Tree City Film Fest to screen Oscar-nominated shorts April 17Written by Chase Will | | email@example.com
In case you haven’t seen the short films nominated for Oscars this year, the Sylvania Community Arts Commission (SCAC) has your back.
For the third year, the Tree City Film Fest will include a screening of every Oscar nominated short film from around the world on April 17. This includes live-action as well as animated short films, and it’s one of the few places in the area you can view these shorts on the big screen.
Jennifer Archer, executive director of SCAC, said it’s a big opportunity for film buffs to see films they may otherwise miss.
“For me, because I’ve got kids, most of the shorts I get to see throughout the year are animated shorts,” Archer said. “This is the one place I get to see them all.”
Tickets to the Oscar shorts are $8, which includes over three hours of entertainment.
This is just day one of the weekend-long festival, which will also include showings from the 50-hour film challenge on April 18 and original short films on April 19.
The 50-hour film challenge gives teams of local filmmakers the chance for local acclaim by creating original shorts. Each team is assigned a genre, prop, line of dialogue, character name, and shooting location to be used somewhere in the film. These shorts must be shot and submitted between March 20-22.
The deadline for entering the 50-hour film challenge is March 1, and cost is $45 per team.
On April 19, selections from Shorties Film Challenge will be screened and a winner will be announced.
The Shorties Film Challenge invites 3-5 minute short film entries from teams of children grades K-12. At the screening, children will be able to walk the red carpet with their families before seeing their masterpieces on the big screen.
Leading in to the Shorties Film Challenge is a four-week workshop called Shorties U, where 50 area kids are chosen to learn every aspect of filmmaking from local masters as well as industry professionals.

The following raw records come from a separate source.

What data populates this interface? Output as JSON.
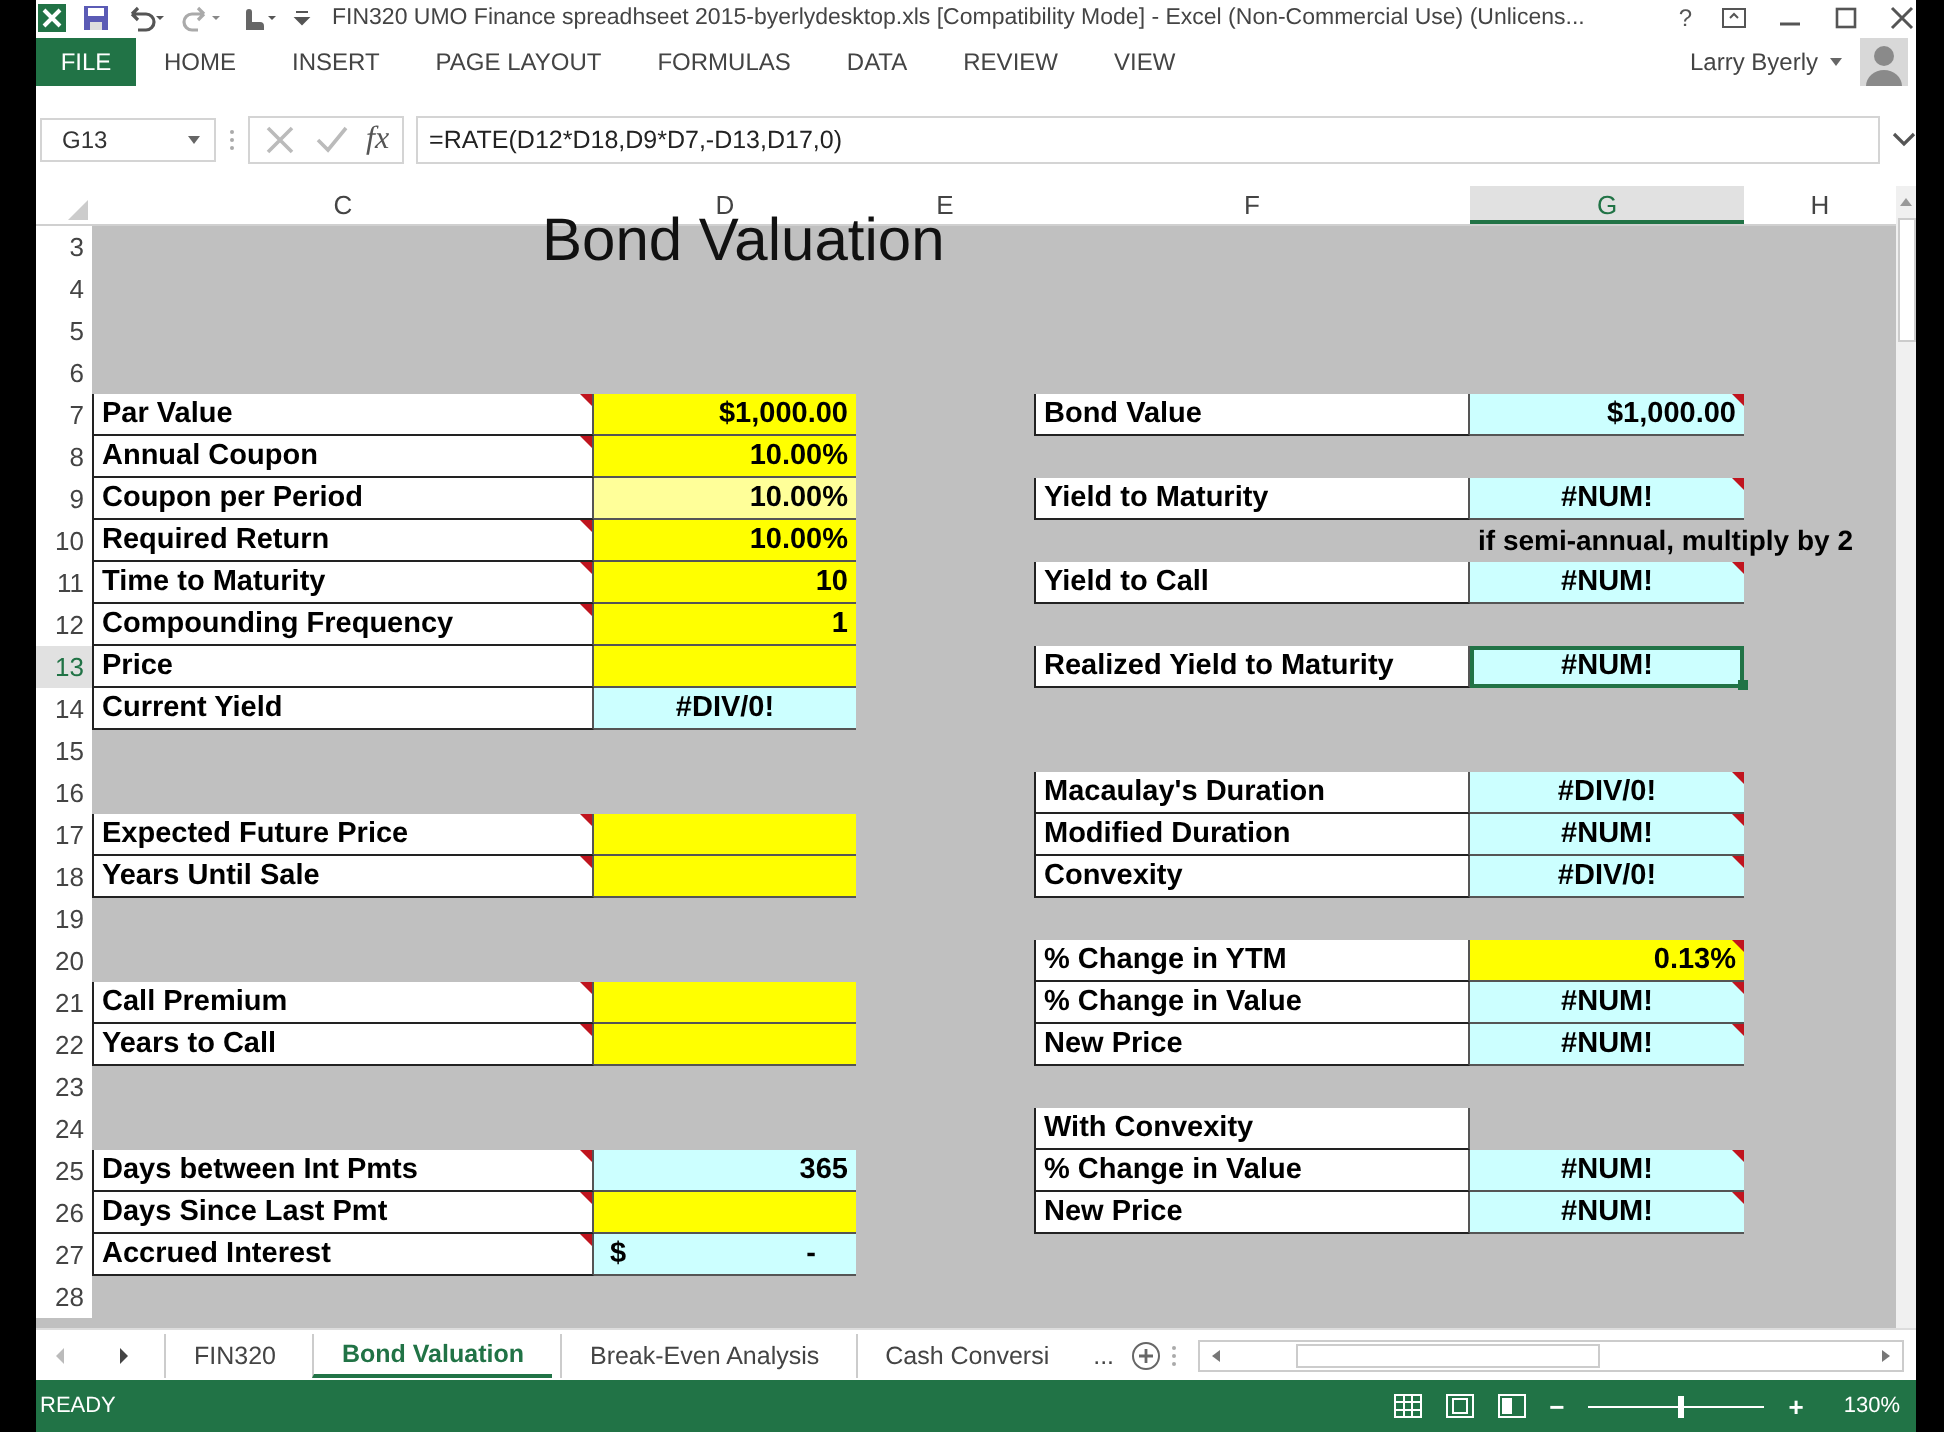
{
  "window": {
    "title": "FIN320 UMO Finance spreadhseet 2015-byerlydesktop.xls  [Compatibility Mode] - Excel (Non-Commercial Use) (Unlicens...",
    "help": "?"
  },
  "ribbon": {
    "tabs": [
      {
        "label": "FILE",
        "kind": "file",
        "selected": false
      },
      {
        "label": "HOME",
        "kind": "tab",
        "selected": false
      },
      {
        "label": "INSERT",
        "kind": "tab",
        "selected": false
      },
      {
        "label": "PAGE LAYOUT",
        "kind": "tab",
        "selected": false
      },
      {
        "label": "FORMULAS",
        "kind": "tab",
        "selected": false
      },
      {
        "label": "DATA",
        "kind": "tab",
        "selected": false
      },
      {
        "label": "REVIEW",
        "kind": "tab",
        "selected": false
      },
      {
        "label": "VIEW",
        "kind": "tab",
        "selected": false
      }
    ],
    "user": "Larry Byerly"
  },
  "formula_bar": {
    "name_box": "G13",
    "fx": "fx",
    "formula": "=RATE(D12*D18,D9*D7,-D13,D17,0)"
  },
  "columns": [
    {
      "letter": "C",
      "selected": false
    },
    {
      "letter": "D",
      "selected": false
    },
    {
      "letter": "E",
      "selected": false
    },
    {
      "letter": "F",
      "selected": false
    },
    {
      "letter": "G",
      "selected": true
    },
    {
      "letter": "H",
      "selected": false
    }
  ],
  "rows": [
    {
      "n": "3",
      "selected": false,
      "cells": {
        "D": {
          "kind": "title",
          "text": "Bond Valuation"
        }
      }
    },
    {
      "n": "4",
      "selected": false
    },
    {
      "n": "5",
      "selected": false
    },
    {
      "n": "6",
      "selected": false
    },
    {
      "n": "7",
      "selected": false,
      "cells": {
        "C": {
          "kind": "label",
          "text": "Par Value",
          "comment": true
        },
        "D": {
          "kind": "input",
          "text": "$1,000.00"
        },
        "F": {
          "kind": "label",
          "text": "Bond Value"
        },
        "G": {
          "kind": "value",
          "text": "$1,000.00",
          "comment": true
        }
      }
    },
    {
      "n": "8",
      "selected": false,
      "cells": {
        "C": {
          "kind": "label",
          "text": "Annual Coupon",
          "comment": true
        },
        "D": {
          "kind": "input",
          "text": "10.00%"
        }
      }
    },
    {
      "n": "9",
      "selected": false,
      "cells": {
        "C": {
          "kind": "label",
          "text": "Coupon per Period"
        },
        "D": {
          "kind": "input-pale",
          "text": "10.00%"
        },
        "F": {
          "kind": "label",
          "text": "Yield to Maturity"
        },
        "G": {
          "kind": "error",
          "text": "#NUM!",
          "comment": true
        }
      }
    },
    {
      "n": "10",
      "selected": false,
      "cells": {
        "C": {
          "kind": "label",
          "text": "Required Return",
          "comment": true
        },
        "D": {
          "kind": "input",
          "text": "10.00%"
        },
        "G": {
          "kind": "note",
          "text": "if semi-annual, multiply by 2"
        }
      }
    },
    {
      "n": "11",
      "selected": false,
      "cells": {
        "C": {
          "kind": "label",
          "text": "Time to Maturity",
          "comment": true
        },
        "D": {
          "kind": "input",
          "text": "10"
        },
        "F": {
          "kind": "label",
          "text": "Yield to Call"
        },
        "G": {
          "kind": "error",
          "text": "#NUM!",
          "comment": true
        }
      }
    },
    {
      "n": "12",
      "selected": false,
      "cells": {
        "C": {
          "kind": "label",
          "text": "Compounding Frequency",
          "comment": true
        },
        "D": {
          "kind": "input",
          "text": "1"
        }
      }
    },
    {
      "n": "13",
      "selected": true,
      "cells": {
        "C": {
          "kind": "label",
          "text": "Price"
        },
        "D": {
          "kind": "input"
        },
        "F": {
          "kind": "label",
          "text": "Realized Yield to Maturity"
        },
        "G": {
          "kind": "error",
          "text": "#NUM!",
          "selected": true
        }
      }
    },
    {
      "n": "14",
      "selected": false,
      "cells": {
        "C": {
          "kind": "label",
          "text": "Current Yield"
        },
        "D": {
          "kind": "error",
          "text": "#DIV/0!"
        }
      }
    },
    {
      "n": "15",
      "selected": false
    },
    {
      "n": "16",
      "selected": false,
      "cells": {
        "F": {
          "kind": "label",
          "text": "Macaulay's Duration"
        },
        "G": {
          "kind": "error",
          "text": "#DIV/0!",
          "comment": true
        }
      }
    },
    {
      "n": "17",
      "selected": false,
      "cells": {
        "C": {
          "kind": "label",
          "text": "Expected Future Price",
          "comment": true
        },
        "D": {
          "kind": "input"
        },
        "F": {
          "kind": "label",
          "text": "Modified Duration"
        },
        "G": {
          "kind": "error",
          "text": "#NUM!",
          "comment": true
        }
      }
    },
    {
      "n": "18",
      "selected": false,
      "cells": {
        "C": {
          "kind": "label",
          "text": "Years Until Sale",
          "comment": true
        },
        "D": {
          "kind": "input"
        },
        "F": {
          "kind": "label",
          "text": "Convexity"
        },
        "G": {
          "kind": "error",
          "text": "#DIV/0!",
          "comment": true
        }
      }
    },
    {
      "n": "19",
      "selected": false
    },
    {
      "n": "20",
      "selected": false,
      "cells": {
        "F": {
          "kind": "label",
          "text": "% Change in YTM"
        },
        "G": {
          "kind": "input",
          "text": "0.13%",
          "comment": true
        }
      }
    },
    {
      "n": "21",
      "selected": false,
      "cells": {
        "C": {
          "kind": "label",
          "text": "Call Premium",
          "comment": true
        },
        "D": {
          "kind": "input"
        },
        "F": {
          "kind": "label",
          "text": "% Change in Value"
        },
        "G": {
          "kind": "error",
          "text": "#NUM!",
          "comment": true
        }
      }
    },
    {
      "n": "22",
      "selected": false,
      "cells": {
        "C": {
          "kind": "label",
          "text": "Years to Call",
          "comment": true
        },
        "D": {
          "kind": "input"
        },
        "F": {
          "kind": "label",
          "text": "New Price"
        },
        "G": {
          "kind": "error",
          "text": "#NUM!",
          "comment": true
        }
      }
    },
    {
      "n": "23",
      "selected": false
    },
    {
      "n": "24",
      "selected": false,
      "cells": {
        "F": {
          "kind": "label",
          "text": "With Convexity"
        }
      }
    },
    {
      "n": "25",
      "selected": false,
      "cells": {
        "C": {
          "kind": "label",
          "text": "Days between Int Pmts",
          "comment": true
        },
        "D": {
          "kind": "value",
          "text": "365"
        },
        "F": {
          "kind": "label",
          "text": "% Change in Value"
        },
        "G": {
          "kind": "error",
          "text": "#NUM!",
          "comment": true
        }
      }
    },
    {
      "n": "26",
      "selected": false,
      "cells": {
        "C": {
          "kind": "label",
          "text": "Days Since Last Pmt",
          "comment": true
        },
        "D": {
          "kind": "input"
        },
        "F": {
          "kind": "label",
          "text": "New Price"
        },
        "G": {
          "kind": "error",
          "text": "#NUM!",
          "comment": true
        }
      }
    },
    {
      "n": "27",
      "selected": false,
      "cells": {
        "C": {
          "kind": "label",
          "text": "Accrued Interest",
          "comment": true
        },
        "D": {
          "kind": "currency",
          "text": "$",
          "amount": "-"
        }
      }
    },
    {
      "n": "28",
      "selected": false
    }
  ],
  "sheet_tabs": [
    {
      "label": "FIN320",
      "selected": false
    },
    {
      "label": "Bond Valuation",
      "selected": true
    },
    {
      "label": "Break-Even Analysis",
      "selected": false
    },
    {
      "label": "Cash Conversi",
      "selected": false
    }
  ],
  "more_tabs": "...",
  "status_bar": {
    "status": "READY",
    "zoom": {
      "minus": "−",
      "level": 0.52,
      "plus": "+",
      "reading": "130%"
    }
  }
}
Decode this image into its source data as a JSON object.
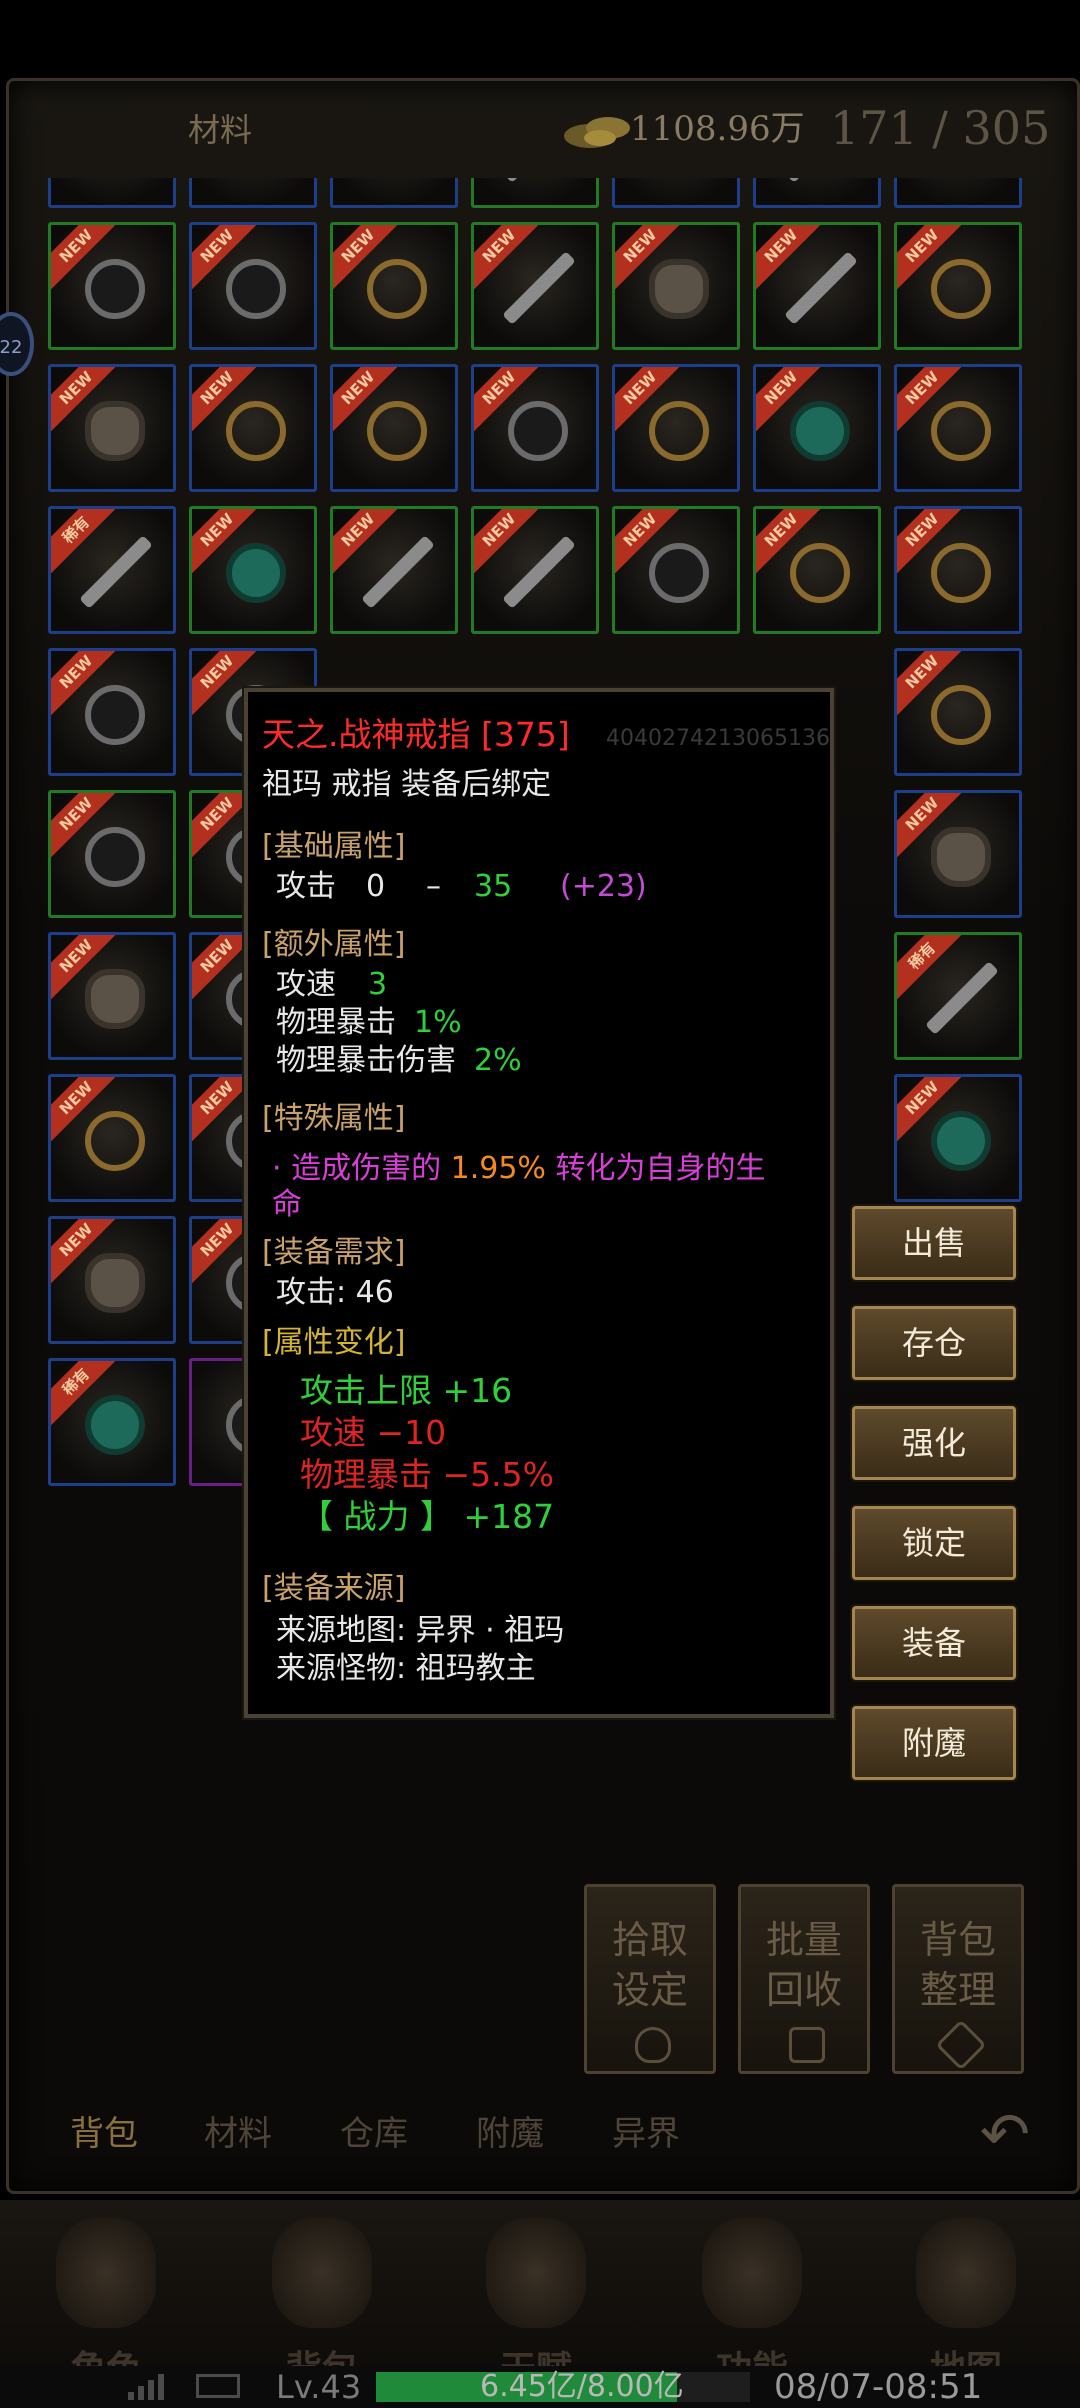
{
  "header": {
    "tab_label": "材料",
    "gold": "1108.96万",
    "capacity": "171 / 305"
  },
  "badges": {
    "new": "NEW",
    "rare": "稀有"
  },
  "float_button": {
    "label": "22"
  },
  "tooltip": {
    "name": "天之.战神戒指 [375]",
    "subtitle": "祖玛 戒指 装备后绑定",
    "overlap_text": "4040274213065136",
    "base_title": "[基础属性]",
    "atk_label": "攻击",
    "atk_min": "0",
    "atk_dash": "–",
    "atk_max": "35",
    "atk_bonus": "(+23)",
    "extra_title": "[额外属性]",
    "spd_label": "攻速",
    "spd_val": "3",
    "crit_label": "物理暴击",
    "crit_val": "1%",
    "critdmg_label": "物理暴击伤害",
    "critdmg_val": "2%",
    "special_title": "[特殊属性]",
    "special_a": "· 造成伤害的 ",
    "special_b": "1.95%",
    "special_c": " 转化为自身的生",
    "special_d": "命",
    "req_title": "[装备需求]",
    "req": "攻击: 46",
    "change_title": "[属性变化]",
    "chg1": "攻击上限 +16",
    "chg2": "攻速 −10",
    "chg3": "物理暴击 −5.5%",
    "chg4": "【 战力 】 +187",
    "source_title": "[装备来源]",
    "src_map": "来源地图:  异界 · 祖玛",
    "src_mob": "来源怪物:  祖玛教主"
  },
  "actions": [
    "出售",
    "存仓",
    "强化",
    "锁定",
    "装备",
    "附魔"
  ],
  "tools": [
    {
      "l1": "拾取",
      "l2": "设定"
    },
    {
      "l1": "批量",
      "l2": "回收"
    },
    {
      "l1": "背包",
      "l2": "整理"
    }
  ],
  "tabs": [
    "背包",
    "材料",
    "仓库",
    "附魔",
    "异界"
  ],
  "nav": [
    "角色",
    "背包",
    "天赋",
    "功能",
    "地图"
  ],
  "status": {
    "level": "Lv.43",
    "exp_text": "6.45亿/8.00亿",
    "exp_fraction": 0.806,
    "clock": "08/07-08:51"
  }
}
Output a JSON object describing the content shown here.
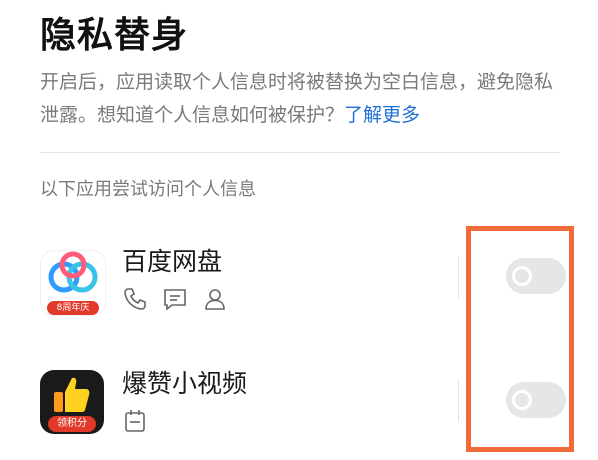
{
  "page": {
    "title": "隐私替身",
    "description": "开启后，应用读取个人信息时将被替换为空白信息，避免隐私泄露。想知道个人信息如何被保护？",
    "learn_more": "了解更多",
    "section_label": "以下应用尝试访问个人信息"
  },
  "apps": [
    {
      "name": "百度网盘",
      "badge": "8周年庆",
      "permissions": [
        "phone-icon",
        "message-icon",
        "contact-icon"
      ],
      "toggle_on": false
    },
    {
      "name": "爆赞小视频",
      "badge": "领积分",
      "permissions": [
        "calendar-icon"
      ],
      "toggle_on": false
    }
  ],
  "colors": {
    "link": "#1e6fd9",
    "highlight": "#f26a3a",
    "toggle_off": "#e6e6e6"
  }
}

Hands-on projects during the workshop include screenwriting, filming and the editing process. Every kid will leave the program with a completed short film, and they’re encouraged to create a short in their own time to enter in the Shorties Film Challenge.
Although this year’s workshop is full, it’s never too early to think about applying for next year’s program, Archer said.
“We’ll have way more than 50 registrations, and part of our application process is asking, ‘Why does your kid want to be part of this?’” creator Jeremy Baumhower, a Toledo Free Press columnist, said.
Archer said the film festival helps locals experience the beauty of film, since Sylvania doesn’t have a movie theater.
To meet the challenge of not having a theater available, SCAC will convert the historical chamber in Sylvania into a screening house for the weekend.
“This engages everyone no matter what level they’re at, so if you want to try something new you can do it here,” Archer said.
Tickets to the Oscar shorts and release forms for contest participants are available at www.sylvaniaarts.org.